I have never had the buns at Momofuku, and as I write that I realize how ashamed I am.
But you are incorrect Lt. Spunkmeyer, Sapporo is always crap — tap or bottle, cold or warm, fresh or stale.
I know someone who often eats at the upscale Momofuku where an entire pig is served with buns…perhaps he can get you a seat.
I am nowhere near hip enough to get into a place like that. I’ll stick to chili cheese fries.
I had a “frito pie” at a carnivale in Texas a few months ago. It was about what you would expect: a paper boat of Fritos covered in warm chili and diced onions. It is esten with the hands. Disgusting, messy, and delicious.
I am holding out for Poutine, as made by Au Pied De Cochon. French Fries covered in cheese curds with foie gras gravy.

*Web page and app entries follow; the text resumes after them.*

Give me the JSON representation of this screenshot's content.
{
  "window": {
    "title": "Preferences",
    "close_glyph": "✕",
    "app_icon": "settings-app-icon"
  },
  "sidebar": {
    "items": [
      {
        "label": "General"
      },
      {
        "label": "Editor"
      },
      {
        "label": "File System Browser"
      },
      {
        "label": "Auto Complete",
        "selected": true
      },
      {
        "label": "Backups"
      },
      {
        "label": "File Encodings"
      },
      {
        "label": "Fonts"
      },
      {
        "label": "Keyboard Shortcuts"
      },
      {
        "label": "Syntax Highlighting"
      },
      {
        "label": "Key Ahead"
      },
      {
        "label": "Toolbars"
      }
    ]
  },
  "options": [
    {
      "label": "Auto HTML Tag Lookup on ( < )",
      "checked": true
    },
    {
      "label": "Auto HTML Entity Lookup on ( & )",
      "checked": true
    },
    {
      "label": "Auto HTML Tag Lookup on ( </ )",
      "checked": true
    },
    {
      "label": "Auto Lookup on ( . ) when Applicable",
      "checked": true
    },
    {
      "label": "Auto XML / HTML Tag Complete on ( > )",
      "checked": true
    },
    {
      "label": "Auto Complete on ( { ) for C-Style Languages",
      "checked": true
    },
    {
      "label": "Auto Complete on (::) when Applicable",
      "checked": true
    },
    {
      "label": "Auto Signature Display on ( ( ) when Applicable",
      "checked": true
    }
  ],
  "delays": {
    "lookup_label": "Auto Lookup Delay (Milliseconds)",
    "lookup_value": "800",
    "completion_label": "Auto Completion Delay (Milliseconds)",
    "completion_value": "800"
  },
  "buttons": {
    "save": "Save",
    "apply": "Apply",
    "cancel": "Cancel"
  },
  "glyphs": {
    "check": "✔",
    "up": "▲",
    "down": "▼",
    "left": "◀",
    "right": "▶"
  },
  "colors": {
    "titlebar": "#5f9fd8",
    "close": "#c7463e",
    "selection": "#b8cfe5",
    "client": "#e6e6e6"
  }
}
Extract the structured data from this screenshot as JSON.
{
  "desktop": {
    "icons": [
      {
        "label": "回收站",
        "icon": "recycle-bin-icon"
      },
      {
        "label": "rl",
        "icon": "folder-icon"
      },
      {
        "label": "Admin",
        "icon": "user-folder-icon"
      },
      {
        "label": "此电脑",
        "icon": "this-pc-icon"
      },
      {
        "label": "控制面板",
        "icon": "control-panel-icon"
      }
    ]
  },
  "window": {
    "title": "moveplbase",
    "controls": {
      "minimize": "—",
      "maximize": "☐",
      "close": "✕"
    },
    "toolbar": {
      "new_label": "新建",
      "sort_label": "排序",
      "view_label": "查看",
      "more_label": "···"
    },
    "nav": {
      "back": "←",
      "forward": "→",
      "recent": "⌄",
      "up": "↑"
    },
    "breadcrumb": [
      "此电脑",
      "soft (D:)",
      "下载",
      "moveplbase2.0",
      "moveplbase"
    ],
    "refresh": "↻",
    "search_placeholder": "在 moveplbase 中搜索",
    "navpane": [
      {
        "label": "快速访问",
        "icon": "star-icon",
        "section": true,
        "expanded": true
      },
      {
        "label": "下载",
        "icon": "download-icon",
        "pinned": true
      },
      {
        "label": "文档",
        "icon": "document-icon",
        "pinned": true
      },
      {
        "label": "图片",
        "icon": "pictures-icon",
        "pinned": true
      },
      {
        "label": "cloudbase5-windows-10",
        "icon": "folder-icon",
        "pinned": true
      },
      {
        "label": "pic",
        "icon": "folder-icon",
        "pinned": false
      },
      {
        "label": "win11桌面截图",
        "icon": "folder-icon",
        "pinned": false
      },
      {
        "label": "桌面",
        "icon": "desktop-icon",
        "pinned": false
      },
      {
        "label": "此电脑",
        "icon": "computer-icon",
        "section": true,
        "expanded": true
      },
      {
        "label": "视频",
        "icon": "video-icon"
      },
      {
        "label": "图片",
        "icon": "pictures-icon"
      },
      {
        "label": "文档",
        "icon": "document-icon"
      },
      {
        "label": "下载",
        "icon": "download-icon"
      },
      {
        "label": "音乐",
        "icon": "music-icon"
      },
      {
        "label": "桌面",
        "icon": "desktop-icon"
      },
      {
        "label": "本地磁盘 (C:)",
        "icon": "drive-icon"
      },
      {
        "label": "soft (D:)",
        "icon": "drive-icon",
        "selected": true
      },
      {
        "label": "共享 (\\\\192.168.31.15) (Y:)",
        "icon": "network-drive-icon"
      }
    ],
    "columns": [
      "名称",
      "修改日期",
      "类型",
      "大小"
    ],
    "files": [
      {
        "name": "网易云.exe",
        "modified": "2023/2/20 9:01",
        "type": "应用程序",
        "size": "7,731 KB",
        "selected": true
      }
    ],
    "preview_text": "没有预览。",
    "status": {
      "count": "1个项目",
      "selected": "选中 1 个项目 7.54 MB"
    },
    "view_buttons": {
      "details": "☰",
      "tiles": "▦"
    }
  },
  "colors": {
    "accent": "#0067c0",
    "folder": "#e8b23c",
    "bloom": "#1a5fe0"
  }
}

I went to Ippudo last night and I found the pork buns to be superior to those at Momofuku: the same Berkshire pork but more of it, on a larger bun (same pillowy texture as the Momo bun), no distracting cucumber slices (just a crisp piece of lettuce) and best of all a dollop of a very spicy mayonnaise. And about 2/3 the price! And Sapporo on tap! I will be going back. My companion was on the “noodle program” wherein they continue to ladle noodles into your ramen at $2 a pop…although they are careful to warn you to keep enough broth or you don’t get your extra noodles (shades of soup Nazi)…she ate so much she was groaning in the car.
I have been twice, and I plan to make it a regular stop on my quest for more pork fat in my diet. Those buns really are good. The Kae-dama is a great deal, but the portion I tried was a bit undercooked. When they put the noodles into the initial serving of ramen, the broth is so hot that it continues to cook the noodles. But when they serve an additional portion, the broth has cooled enough to requitre that the extra noodles be a bit more cooked, and their kitchen hasn’t mastered that.